===== The records =====

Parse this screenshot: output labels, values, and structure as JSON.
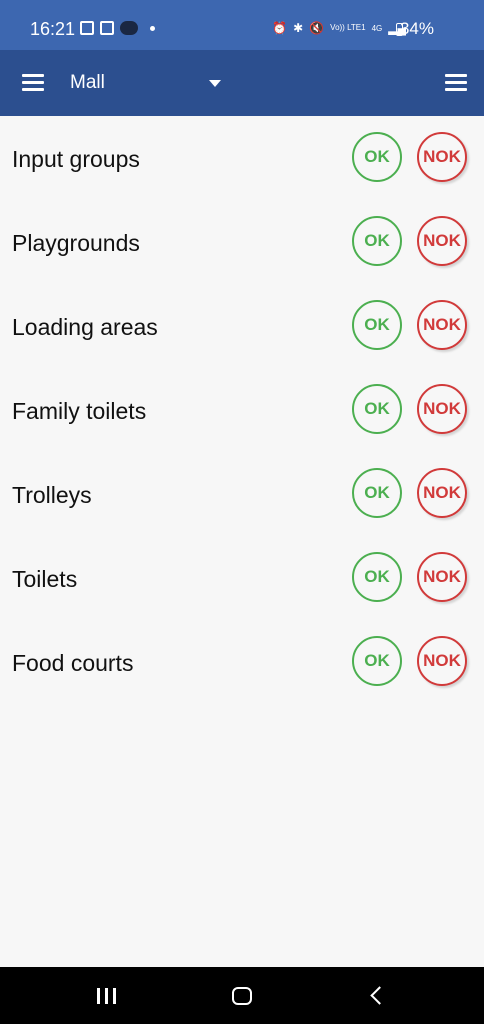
{
  "status_bar": {
    "time": "16:21",
    "network": "4G",
    "volte": "Vo)) LTE1",
    "battery": "34%"
  },
  "app_bar": {
    "title": "Mall"
  },
  "items": [
    {
      "label": "Input groups",
      "ok": "OK",
      "nok": "NOK"
    },
    {
      "label": "Playgrounds",
      "ok": "OK",
      "nok": "NOK"
    },
    {
      "label": "Loading areas",
      "ok": "OK",
      "nok": "NOK"
    },
    {
      "label": "Family toilets",
      "ok": "OK",
      "nok": "NOK"
    },
    {
      "label": "Trolleys",
      "ok": "OK",
      "nok": "NOK"
    },
    {
      "label": "Toilets",
      "ok": "OK",
      "nok": "NOK"
    },
    {
      "label": "Food courts",
      "ok": "OK",
      "nok": "NOK"
    }
  ],
  "colors": {
    "status_bar": "#3d67b0",
    "app_bar": "#2c4f8f",
    "ok": "#4caf50",
    "nok": "#d13a3a"
  },
  "icons": {
    "left_menu": "hamburger-icon",
    "right_menu": "menu-icon",
    "dropdown": "dropdown-arrow-icon"
  }
}
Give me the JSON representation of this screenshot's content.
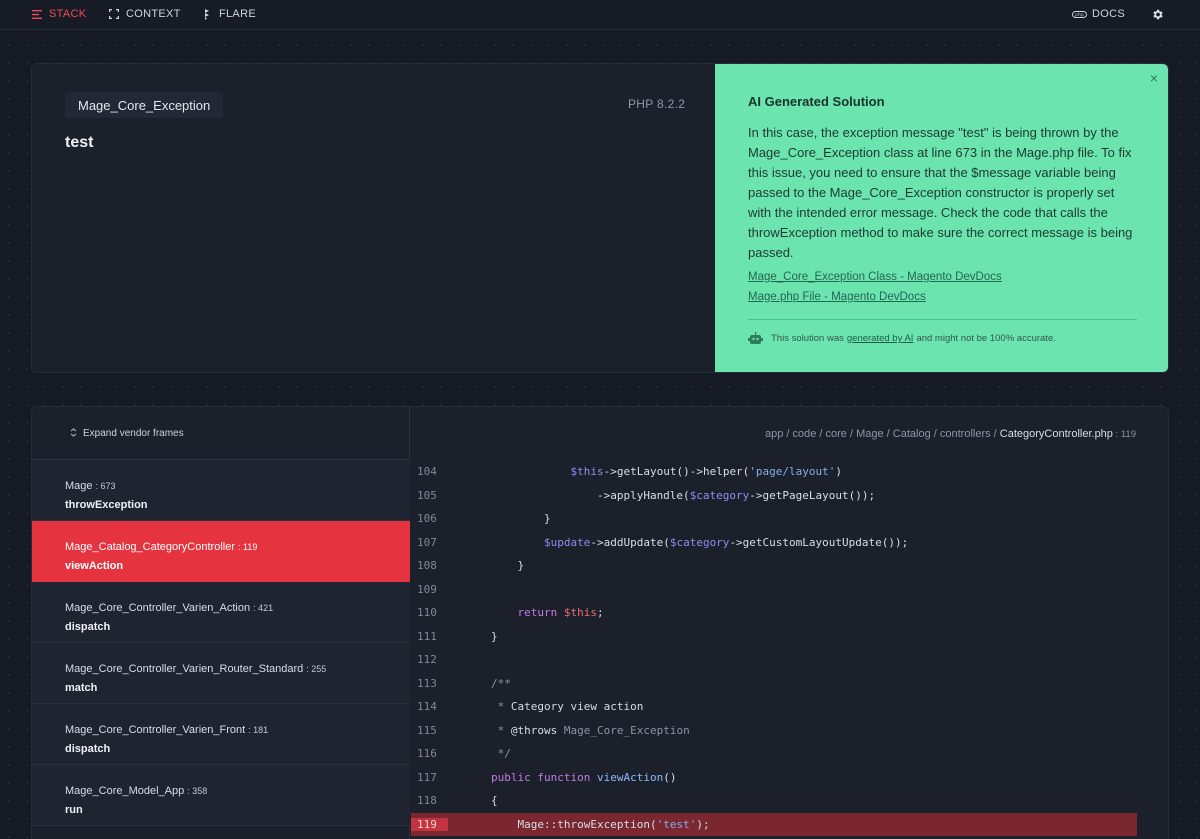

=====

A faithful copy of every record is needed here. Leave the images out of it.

Parse this screenshot: output labels, values, and structure as JSON.
{
  "status_bar": {
    "time": "16:21",
    "network": "4G",
    "volte": "Vo)) LTE1",
    "battery": "34%"
  },
  "app_bar": {
    "title": "Mall"
  },
  "items": [
    {
      "label": "Input groups",
      "ok": "OK",
      "nok": "NOK"
    },
    {
      "label": "Playgrounds",
      "ok": "OK",
      "nok": "NOK"
    },
    {
      "label": "Loading areas",
      "ok": "OK",
      "nok": "NOK"
    },
    {
      "label": "Family toilets",
      "ok": "OK",
      "nok": "NOK"
    },
    {
      "label": "Trolleys",
      "ok": "OK",
      "nok": "NOK"
    },
    {
      "label": "Toilets",
      "ok": "OK",
      "nok": "NOK"
    },
    {
      "label": "Food courts",
      "ok": "OK",
      "nok": "NOK"
    }
  ],
  "colors": {
    "status_bar": "#3d67b0",
    "app_bar": "#2c4f8f",
    "ok": "#4caf50",
    "nok": "#d13a3a"
  },
  "icons": {
    "left_menu": "hamburger-icon",
    "right_menu": "menu-icon",
    "dropdown": "dropdown-arrow-icon"
  }
}
Give me the JSON representation of this screenshot's content.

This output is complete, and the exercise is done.